Interface dataset entries
-- Opening Marker --

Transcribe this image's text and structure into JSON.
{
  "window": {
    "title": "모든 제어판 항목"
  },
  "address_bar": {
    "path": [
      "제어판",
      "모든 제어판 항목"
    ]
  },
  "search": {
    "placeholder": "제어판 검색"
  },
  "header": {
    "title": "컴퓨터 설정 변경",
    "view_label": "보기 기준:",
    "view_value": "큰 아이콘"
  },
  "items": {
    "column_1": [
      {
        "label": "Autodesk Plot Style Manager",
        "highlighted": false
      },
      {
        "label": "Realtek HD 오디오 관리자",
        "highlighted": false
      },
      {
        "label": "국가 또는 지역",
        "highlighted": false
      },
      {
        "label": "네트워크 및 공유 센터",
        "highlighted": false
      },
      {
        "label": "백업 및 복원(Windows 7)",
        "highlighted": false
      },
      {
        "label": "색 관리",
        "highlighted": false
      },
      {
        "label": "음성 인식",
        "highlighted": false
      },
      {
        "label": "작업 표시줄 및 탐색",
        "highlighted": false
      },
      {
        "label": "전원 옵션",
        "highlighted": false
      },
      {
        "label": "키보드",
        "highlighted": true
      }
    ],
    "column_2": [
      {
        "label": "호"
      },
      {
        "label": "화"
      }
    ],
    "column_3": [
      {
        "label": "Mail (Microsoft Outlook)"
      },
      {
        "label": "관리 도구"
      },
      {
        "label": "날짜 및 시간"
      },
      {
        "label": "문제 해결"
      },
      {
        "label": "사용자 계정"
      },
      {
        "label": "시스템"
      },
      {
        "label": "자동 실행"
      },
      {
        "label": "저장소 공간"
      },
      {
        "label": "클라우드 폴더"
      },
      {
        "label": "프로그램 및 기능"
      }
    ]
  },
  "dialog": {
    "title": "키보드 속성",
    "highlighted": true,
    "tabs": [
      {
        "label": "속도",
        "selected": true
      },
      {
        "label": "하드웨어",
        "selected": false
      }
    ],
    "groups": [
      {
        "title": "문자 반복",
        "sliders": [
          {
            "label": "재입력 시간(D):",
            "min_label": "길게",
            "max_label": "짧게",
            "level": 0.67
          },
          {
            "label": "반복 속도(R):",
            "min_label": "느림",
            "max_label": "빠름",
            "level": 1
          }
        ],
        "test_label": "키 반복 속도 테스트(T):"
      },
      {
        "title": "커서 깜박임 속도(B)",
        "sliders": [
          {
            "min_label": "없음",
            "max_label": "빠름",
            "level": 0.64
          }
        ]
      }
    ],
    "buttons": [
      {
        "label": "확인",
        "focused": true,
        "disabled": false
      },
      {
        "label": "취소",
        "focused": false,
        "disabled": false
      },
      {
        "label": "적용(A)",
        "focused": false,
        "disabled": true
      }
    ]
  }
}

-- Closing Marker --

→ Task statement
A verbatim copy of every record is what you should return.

→ Answer
Transcribe this image's text and structure into JSON.
{
  "window": {
    "title": "모든 제어판 항목"
  },
  "address_bar": {
    "path": [
      "제어판",
      "모든 제어판 항목"
    ]
  },
  "search": {
    "placeholder": "제어판 검색"
  },
  "header": {
    "title": "컴퓨터 설정 변경",
    "view_label": "보기 기준:",
    "view_value": "큰 아이콘"
  },
  "items": {
    "column_1": [
      {
        "label": "Autodesk Plot Style Manager",
        "highlighted": false
      },
      {
        "label": "Realtek HD 오디오 관리자",
        "highlighted": false
      },
      {
        "label": "국가 또는 지역",
        "highlighted": false
      },
      {
        "label": "네트워크 및 공유 센터",
        "highlighted": false
      },
      {
        "label": "백업 및 복원(Windows 7)",
        "highlighted": false
      },
      {
        "label": "색 관리",
        "highlighted": false
      },
      {
        "label": "음성 인식",
        "highlighted": false
      },
      {
        "label": "작업 표시줄 및 탐색",
        "highlighted": false
      },
      {
        "label": "전원 옵션",
        "highlighted": false
      },
      {
        "label": "키보드",
        "highlighted": true
      }
    ],
    "column_2": [
      {
        "label": "호"
      },
      {
        "label": "화"
      }
    ],
    "column_3": [
      {
        "label": "Mail (Microsoft Outlook)"
      },
      {
        "label": "관리 도구"
      },
      {
        "label": "날짜 및 시간"
      },
      {
        "label": "문제 해결"
      },
      {
        "label": "사용자 계정"
      },
      {
        "label": "시스템"
      },
      {
        "label": "자동 실행"
      },
      {
        "label": "저장소 공간"
      },
      {
        "label": "클라우드 폴더"
      },
      {
        "label": "프로그램 및 기능"
      }
    ]
  },
  "dialog": {
    "title": "키보드 속성",
    "highlighted": true,
    "tabs": [
      {
        "label": "속도",
        "selected": true
      },
      {
        "label": "하드웨어",
        "selected": false
      }
    ],
    "groups": [
      {
        "title": "문자 반복",
        "sliders": [
          {
            "label": "재입력 시간(D):",
            "min_label": "길게",
            "max_label": "짧게",
            "level": 0.67
          },
          {
            "label": "반복 속도(R):",
            "min_label": "느림",
            "max_label": "빠름",
            "level": 1
          }
        ],
        "test_label": "키 반복 속도 테스트(T):"
      },
      {
        "title": "커서 깜박임 속도(B)",
        "sliders": [
          {
            "min_label": "없음",
            "max_label": "빠름",
            "level": 0.64
          }
        ]
      }
    ],
    "buttons": [
      {
        "label": "확인",
        "focused": true,
        "disabled": false
      },
      {
        "label": "취소",
        "focused": false,
        "disabled": false
      },
      {
        "label": "적용(A)",
        "focused": false,
        "disabled": true
      }
    ]
  }
}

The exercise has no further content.